[Hpn] Selectmen want answers from SMOC about problem shelter;Framingham, MA;10/22/01

Morgan W. Brown norsehorse@hotmail.com
Mon, 22 Oct 2001 11:41:43 -0400


-------Forwarded article-------

Monday, October 22, 2001
MetroWest Daily News <http://www.metrowestdailynews.com>
Local News section
Selectmen want answers from SMOC about problem shelter

By Rob Haneisen
Monday, October 22, 2001

FRAMINGHAM - Richard Trank is tired of picking up used syringes, empty booze 
bottles and other refuse flung by clients using an Irving Street shelter for 
homeless people with substance abuse problems.

For about 18 months, the South Middlesex Opportunity Council has operated an 
overflow shelter, much to the chagrin of Trank, an adjacent Columbia Street 
homeowner, and others.

Trank and company say shelter clients intimidate local residents, including 
a large elderly population, and pose a public safety threat.
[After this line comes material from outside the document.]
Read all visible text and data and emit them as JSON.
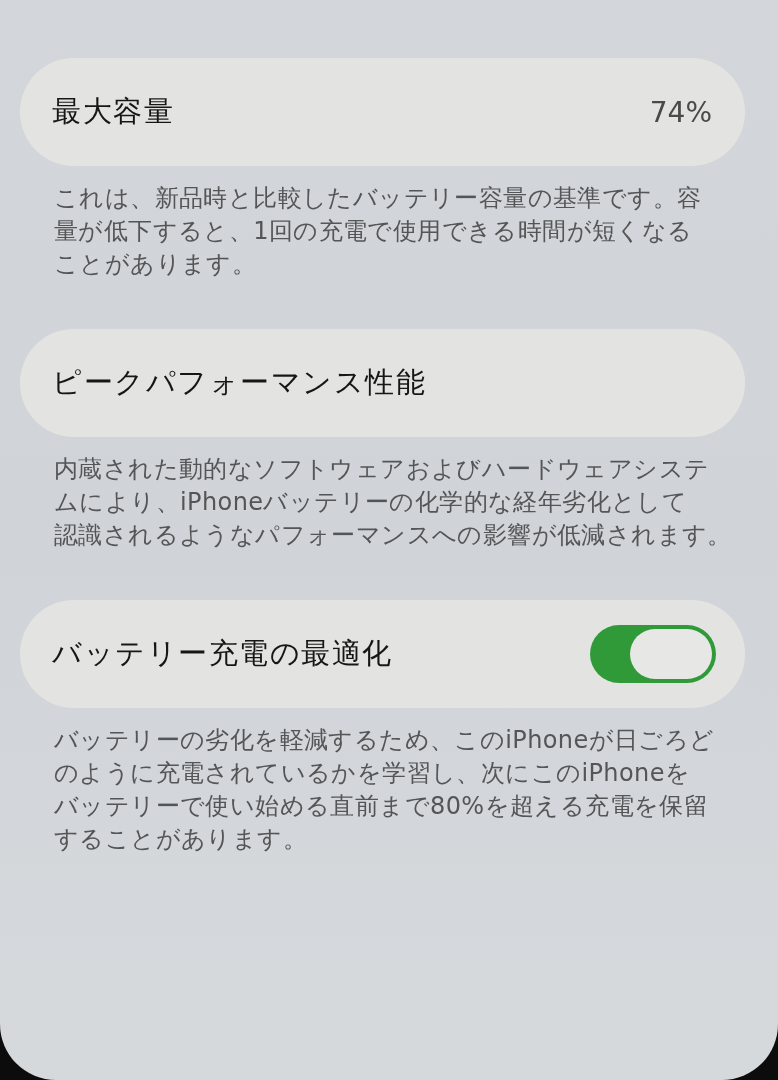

Police are 
often called to the shelter for complaints about noise, public drinking and 
urination, and assaults.

But SMOC Executive Director James Cuddy said the public should understand 
that the shelter serves a valuable purpose.

"I understand overflow shelters are controversial and it's a difficult 
population," he said. "But the shelter saves lives. I don't think anybody in 
the community wants someone to freeze to death or wants someone to burn up 
or create a fire which is what happened a few years ago." Two homeless men 
were killed in a fire they started in a cargo van in 1996.

Cuddy said it is unfortunate that SMOC has to provide shelter to people 
drinking and using drugs but to not do so would be irresponsible.

"It provides an entry point or a portal into the rest of our systems" which 
include programs to get people sober, Cuddy said.

Selectmen want SMOC to improve the site and provide stricter supervision of 
the clients who stay at the shelter from 7 p.m. to 8 a.m. The shelter can 
hold up to 40 people and Cuddy says about half of them are not under the 

Selectman Ginger Esty suggested at Thursday night's board meeting that the 
town assign a police officer to the shelter during its hours of operation 
and then send SMOC the bill, roughly $350 a night.

Her motion failed to garner a second and the board instead agreed to send a 
letter to SMOC asking it to consider hiring an officer.

Town Manager George King said police placed a surveillance camera outside 
the shelter in July and have observed some of the illicit behavior residents 
complained about. King said the town is trying to work with SMOC to correct 
the problems.

SMOC was supposed to attend the board meeting but had to cancel at the last 
minute because enough key personnel would not be available, accord to Cuddy. 
They plan to attend the Nov. 1 meeting.

Cuddy said shelter employees have cooperated by removing problem clients and 
they have tried to improve the trash situation in the neighborhood.

"We don't want folks who are staying there to trash the neighborhood," he 
said. "We want to coexist in the best possible way with the neighbors and 
the community and the town."

Cuddy disputed claims that homeless clients are driving to the shelter from 
out of state and hogging parking spaces on Irving and Columbia streets.

"It's really a place of last resort and if you had a choice not to stay 
there, you wouldn't want to be there," said Cuddy. He said the backseat of a 
car is probably more comfortable than the shelter's cots.

As for Esty's suggestion for a police detail, Cuddy said it is not necessary 
because the shelter already calls police when there are problems.

At last week's selectmen's meeting, Esty unraveled a 12-foot printout of 
police calls to the shelter in recent months.

A vocal opponent of the shelter, Esty said SMOC officials have been 
uncooperative with the town, a point Cuddy denies.

"If police have identified someone who has been difficult or has been 
causing a problem in the community we will not allow (that person) to stay 
at the shelter," Cuddy said.

Esty said a shelter that allows people under the influence inside its doors 
is not for Framingham.

"I don't pretend to know everything about addictions but one should not be 
an enabler," Esty said. "Providing a shelter for those under the influence 
makes the town an enabler."

Cuddy said the ultimate goal for the shelter is to renovate the property for 
permanent and temporary housing for the homeless. Those living on the 
property would have to be sober.


**In accordance with Title 17 U.S.C. section 107, this
material is distributed without charge or profit to
those who have expressed a prior interest in receiving
this type of information for non-profit research and
educational purposes only.**


-------End of forward-------

Morgan <norsehorse@hotmail.com>
Morgan W. Brown
Montpelier Vermont USA

Get your FREE download of MSN Explorer at http://explorer.msn.com/intl.asp